While Emmert rules March Madness with an iron fist, he has allowed TV networks and other corporations to stand in the way of even a rational discussion of reform.
College football has grown too big for its britches, that much is evident. As the buck on post-season reform is passed from one splintered group of rich white men to another, there is at least hope we will have some sort of reform when we kickoff the 2014 season. Whether it will be real reform or some half-baked half-measure remains to be seen. Regardless, I think this debacle has shown college football needs to be streamlined at the administration level.
Is the Big 10 a conference, or is it its own league playing its own brand of a sport? The play-ground level saber rattling going on over something as clean cut as a 4-team playoff makes me think it's the latter.

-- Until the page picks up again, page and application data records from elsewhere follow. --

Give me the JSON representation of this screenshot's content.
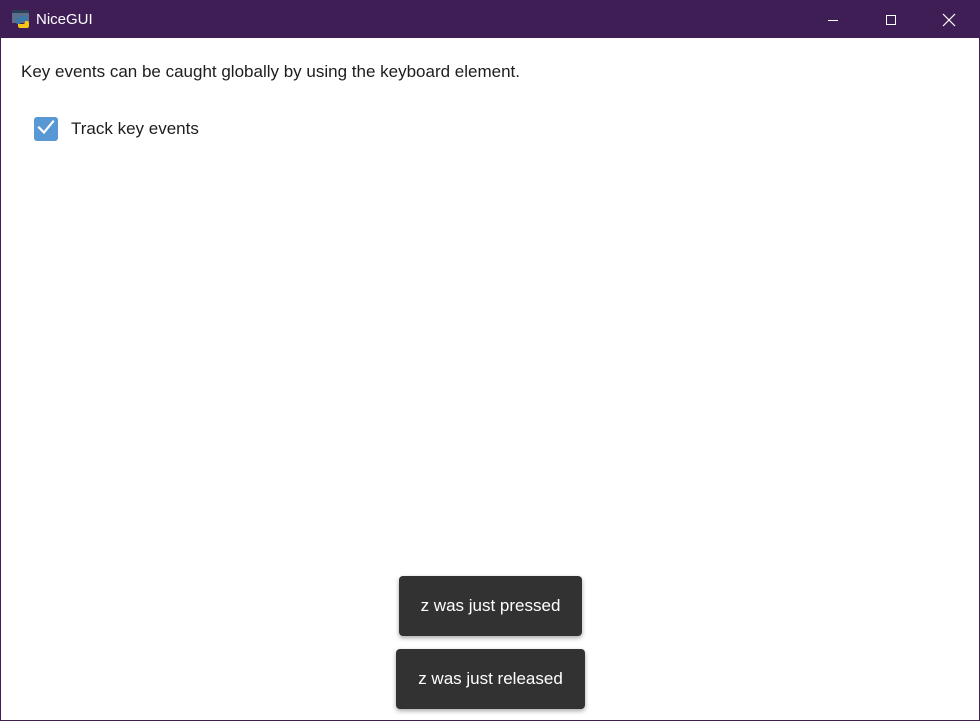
{
  "window": {
    "title": "NiceGUI",
    "app_icon": "python-icon",
    "controls": [
      "minimize-icon",
      "maximize-icon",
      "close-icon"
    ]
  },
  "main": {
    "description": "Key events can be caught globally by using the keyboard element.",
    "checkbox": {
      "label": "Track key events",
      "checked": true,
      "color": "#5898d4"
    }
  },
  "notifications": [
    {
      "text": "z was just pressed"
    },
    {
      "text": "z was just released"
    }
  ],
  "colors": {
    "titlebar": "#3f1d55",
    "toast": "#323232"
  }
}
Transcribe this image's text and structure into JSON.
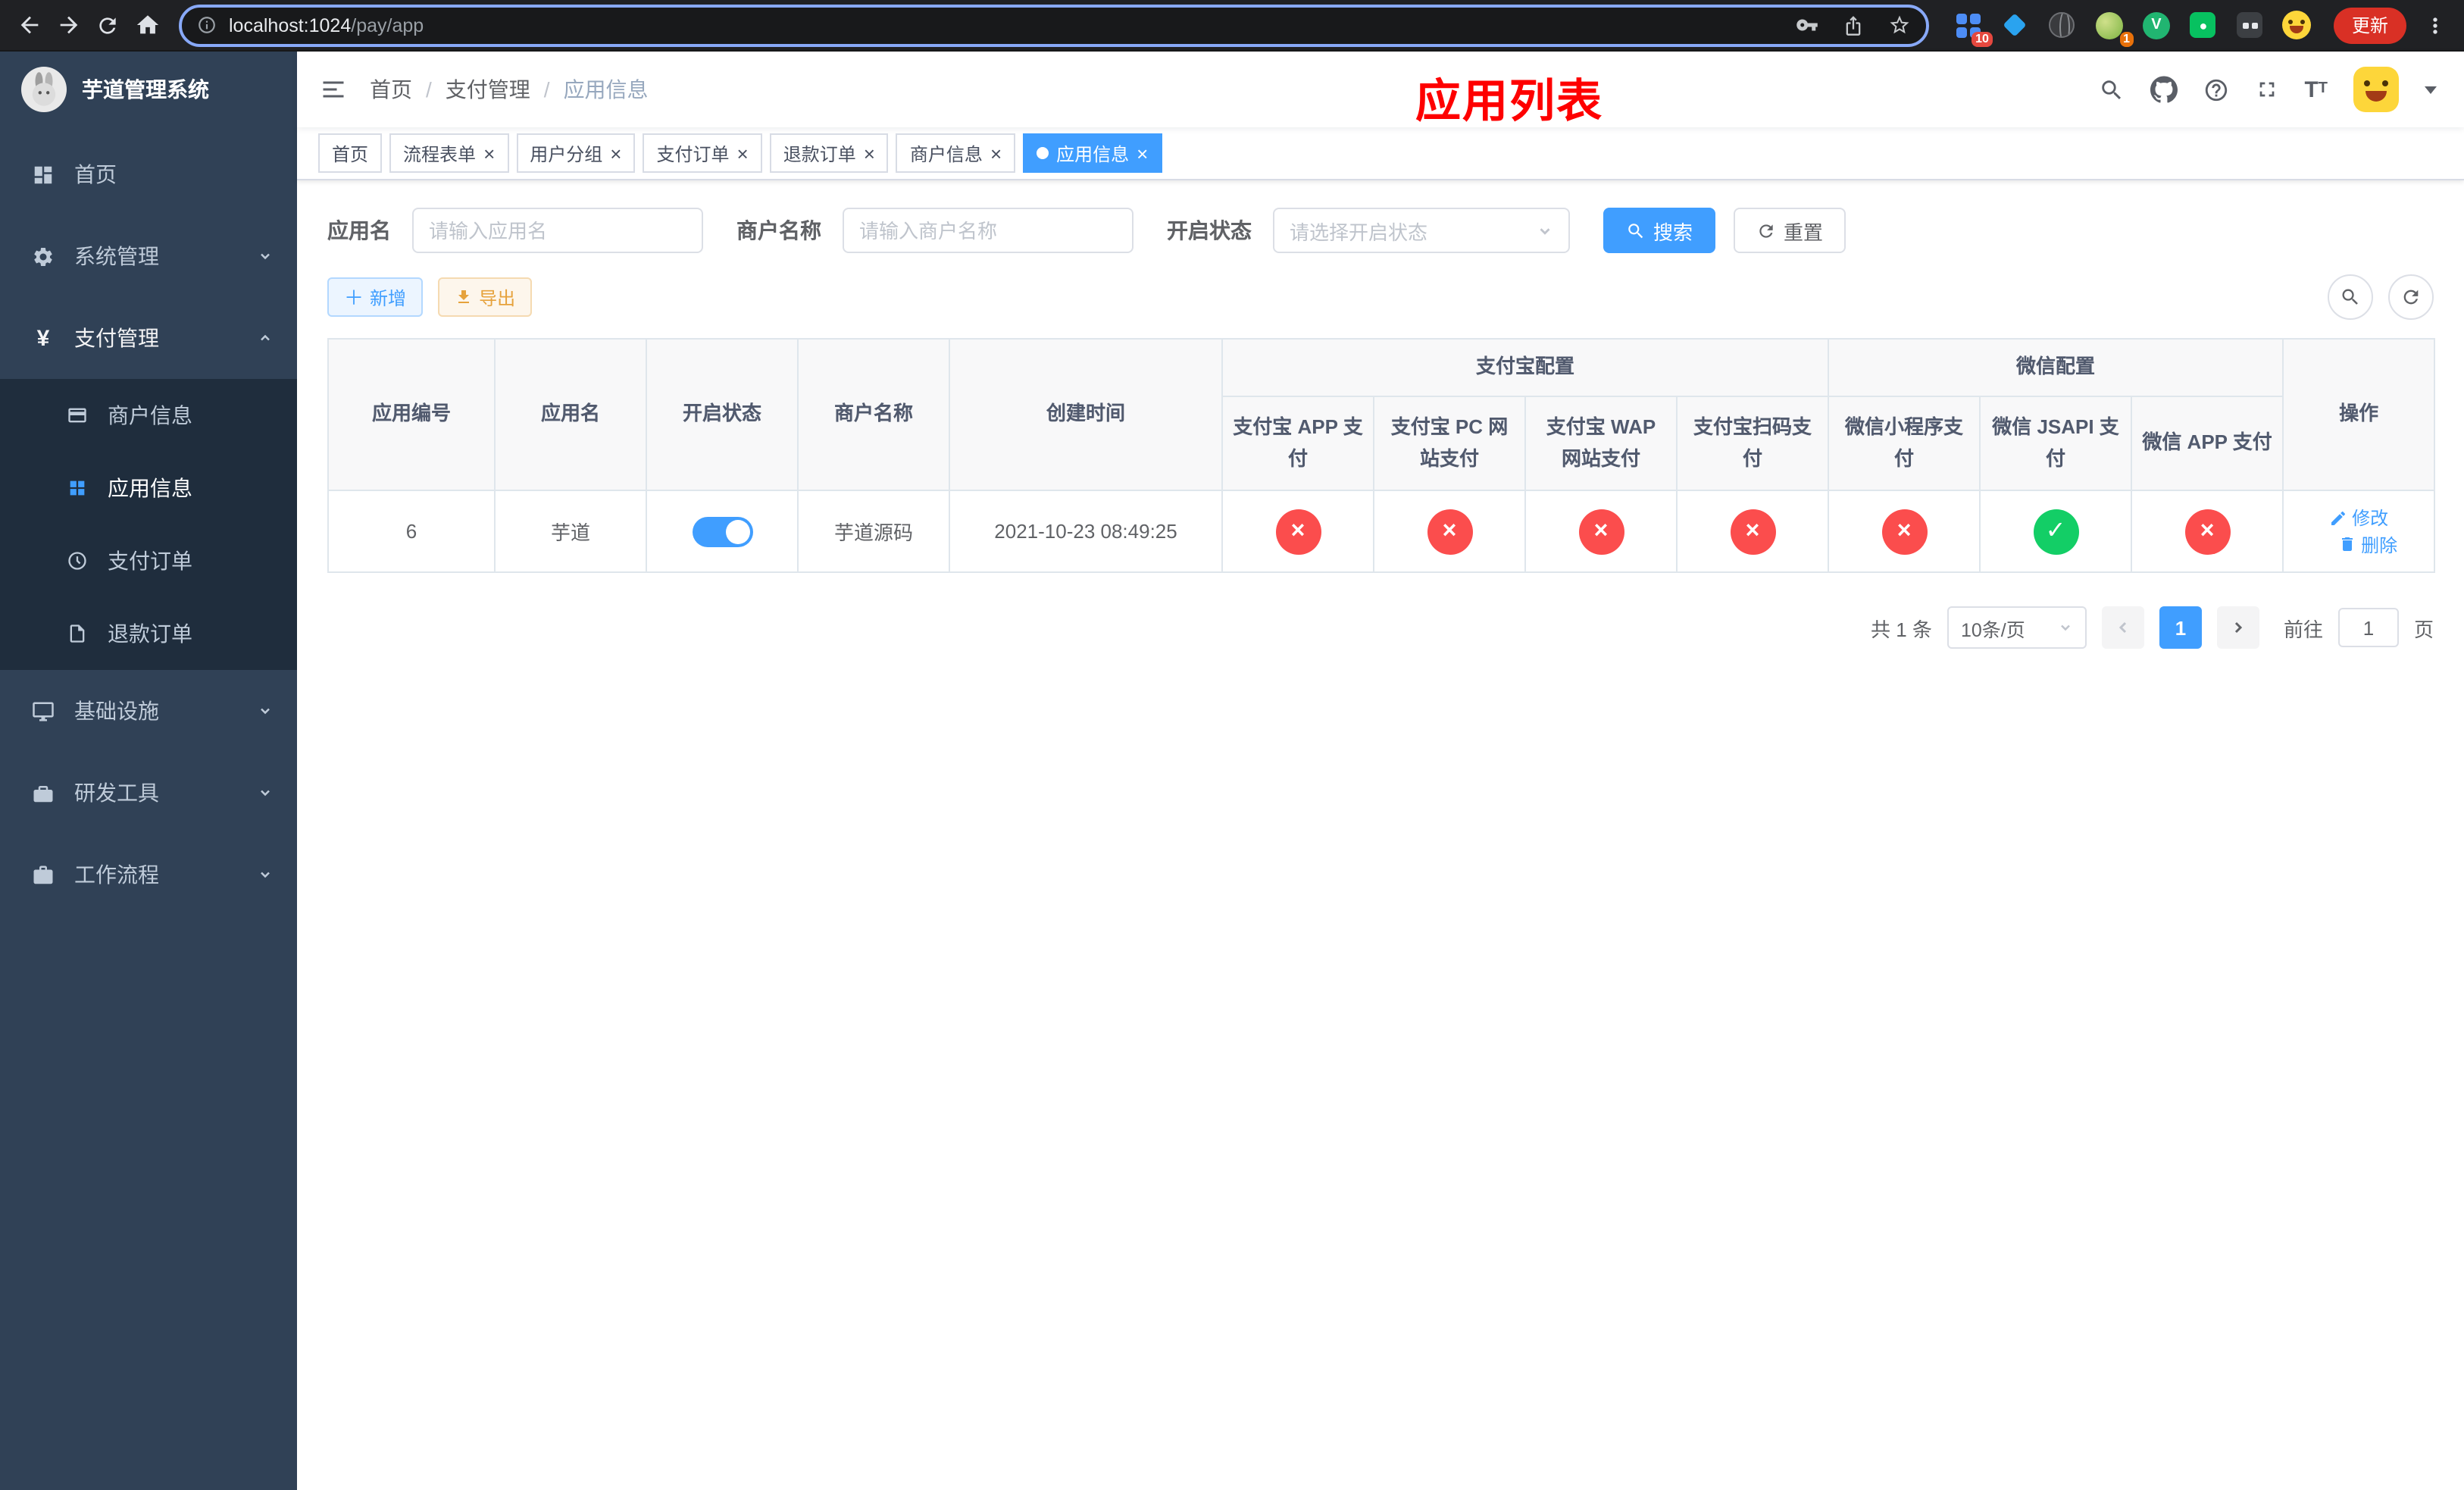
{
  "colors": {
    "accent": "#409eff",
    "success": "#13ce66",
    "danger": "#fb4d4d",
    "sidebar_bg": "#304156",
    "submenu_bg": "#1f2d3d",
    "annotation_red": "#fe0000"
  },
  "browser": {
    "url_host": "localhost:1024",
    "url_path": "/pay/app",
    "update_label": "更新",
    "extension_badge_grid": "10",
    "extension_badge_avatar": "1"
  },
  "sidebar": {
    "title": "芋道管理系统",
    "menu": [
      {
        "label": "首页"
      },
      {
        "label": "系统管理"
      },
      {
        "label": "支付管理"
      },
      {
        "label": "基础设施"
      },
      {
        "label": "研发工具"
      },
      {
        "label": "工作流程"
      }
    ],
    "submenu": [
      {
        "label": "商户信息"
      },
      {
        "label": "应用信息"
      },
      {
        "label": "支付订单"
      },
      {
        "label": "退款订单"
      }
    ]
  },
  "navbar": {
    "breadcrumb": [
      "首页",
      "支付管理",
      "应用信息"
    ],
    "annotation": "应用列表"
  },
  "tabs": [
    {
      "label": "首页"
    },
    {
      "label": "流程表单"
    },
    {
      "label": "用户分组"
    },
    {
      "label": "支付订单"
    },
    {
      "label": "退款订单"
    },
    {
      "label": "商户信息"
    },
    {
      "label": "应用信息"
    }
  ],
  "filters": {
    "app_name_label": "应用名",
    "app_name_placeholder": "请输入应用名",
    "merchant_label": "商户名称",
    "merchant_placeholder": "请输入商户名称",
    "status_label": "开启状态",
    "status_placeholder": "请选择开启状态",
    "search_label": "搜索",
    "reset_label": "重置"
  },
  "toolbar": {
    "add_label": "新增",
    "export_label": "导出"
  },
  "table": {
    "columns": {
      "id": "应用编号",
      "name": "应用名",
      "enabled": "开启状态",
      "merchant": "商户名称",
      "created": "创建时间",
      "ops": "操作"
    },
    "groups": {
      "alipay_title": "支付宝配置",
      "alipay_channels": [
        "支付宝 APP 支付",
        "支付宝 PC 网站支付",
        "支付宝 WAP 网站支付",
        "支付宝扫码支付"
      ],
      "wechat_title": "微信配置",
      "wechat_channels": [
        "微信小程序支付",
        "微信 JSAPI 支付",
        "微信 APP 支付"
      ]
    },
    "row": {
      "id": "6",
      "name": "芋道",
      "enabled": true,
      "merchant": "芋道源码",
      "created": "2021-10-23 08:49:25",
      "statuses": [
        false,
        false,
        false,
        false,
        false,
        true,
        false
      ],
      "edit_label": "修改",
      "delete_label": "删除"
    }
  },
  "pagination": {
    "total_label": "共 1 条",
    "page_size_label": "10条/页",
    "current_page": "1",
    "goto_label": "前往",
    "goto_value": "1",
    "page_unit": "页"
  }
}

Roger Goodell runs the NFL. David Stern runs the NBA. Bud Selig runs the MLB. Professional leagues to be sure, but it's not as if the NCAA doesn't overlord over March Madness in the same manner. Yet, when it comes to college football -- the elite teams of amateurs, the only brand making money -- who runs it? Since the NCAA doesn't officially crown a champion in division one football, are people like Mike Slive and Larry Scott anything more than two kids squabbling over a pie at an elementary school lunch table?
Without the leadership, corporate money will continue to seep its way into college football. This is how nothing ever changes, because NCAA football is run by a group of guys with nothing more than a regional or semi-national interest in the game. The splintered culture stands in the way of logic, to the point we're inventing phrases like "plus-one", instead of calling it what it actually is: a four team playoff.
Regionalism was one of the bigger obstacles our nation had to overcome. There was a time people considered themselves more Pennsylvanians than Americans. Hell, America's mid-life crisis was the Civil War. Obviously, it is hoped college football's transition isn't as ugly or bloody as the United States government's, but the need to overcome regionalism is the same.
I think there needs to be a commissioner of sorts appointed to over-see college football. Maybe there will be when these new-look conferences secede from the NCAA, but there needs to be someone whose job isn't to stuff as much money into their respective conference's pockets, but the over-all welfare of the sport and those who play it.
Until then, ESPN and other media outlets will continue to exploit these conferences; divide and conquer, it's literally one of the oldest hustles in the book. I think all of these conferences have shown enough disdain for the own traditions when they erected the BCS, so it's time these conferences -- aka the people who are supposed to be the smartest people involved in college football -- to put down their differences and figure out how to stream-line college football's oversight. That way, when it comes time to expand the playoff field from four to eight teams, we will all be spared of rich white men banging their testicles on the table until they're all red in the face.